At the beginning of 2020, the media emphasized the "unprecedented" nature of the pandemic. However, while the COVID-19 pandemic has many novel aspects, in many ways it has exacerbated familiar fault lines of inequality and pre-existing socioeconomic inequalities. During the pandemic, wide-ranging societal preventive measures, such as "lockdowns," were imposed, health resources were redistributed, and nonCOVID-19-related treatments were postponed or canceled. In the media, public debates about pandemic response often pitted public health against public welfare, as if responding to a pandemic required a choice of one or the other.

Using longitudinal data from qualitative interviews conducted as part of the Solidarity in Times of Pandemic (SolPan) consortium, we examined the reported impact of the pandemic on health and wealth in six European countries. Through analysis of 482 interviews, we found that the supposed dichotomy between life and the economy is rapidly breaking down in the tensions and connections that exist in participants' accounts of the reproduction of inequality.

Health- and wealth-related inequalities intersected to create the "second pandemic"-a term we borrowed from one of our participants to explain the various forms of devastation that accompanied the pandemic. We argue that the pandemic did not simply create new social and economic inequalities, but to a large extent reinforced, made more visible, and exacerbated structural inequalities by worsening the conditions of the poorest. The pandemic represents a critical juncture that exacerbates these existing structural inequalities, but also provides an opportunity to work toward a better solution.
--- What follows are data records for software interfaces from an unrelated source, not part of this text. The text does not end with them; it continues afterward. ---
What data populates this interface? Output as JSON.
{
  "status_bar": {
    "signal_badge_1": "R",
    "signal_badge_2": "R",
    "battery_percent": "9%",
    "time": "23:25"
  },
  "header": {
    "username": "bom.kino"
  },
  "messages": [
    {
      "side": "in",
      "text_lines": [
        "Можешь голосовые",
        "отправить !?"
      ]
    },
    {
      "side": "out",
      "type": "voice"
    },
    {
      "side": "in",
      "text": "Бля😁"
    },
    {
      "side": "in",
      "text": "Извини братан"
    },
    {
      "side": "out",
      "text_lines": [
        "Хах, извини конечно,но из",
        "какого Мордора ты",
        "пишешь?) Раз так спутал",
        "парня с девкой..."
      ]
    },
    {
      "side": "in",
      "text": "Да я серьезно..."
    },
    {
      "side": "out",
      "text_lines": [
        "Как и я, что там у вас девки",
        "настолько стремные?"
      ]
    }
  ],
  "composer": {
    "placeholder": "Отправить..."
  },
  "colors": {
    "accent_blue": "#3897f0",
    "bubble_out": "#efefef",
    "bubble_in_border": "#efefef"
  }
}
Amelia Fiske, Ilaria Galasso, Johanna Eichinger, Stuart McLennan, Isabella Radhuber, Bettina Zimmermann, and Barbara Prainsack. 2021. "The second pandemic: Examining structural inequality through reverberations of COVID-19 in Europe." Social Science and Medicine, Vol. 292,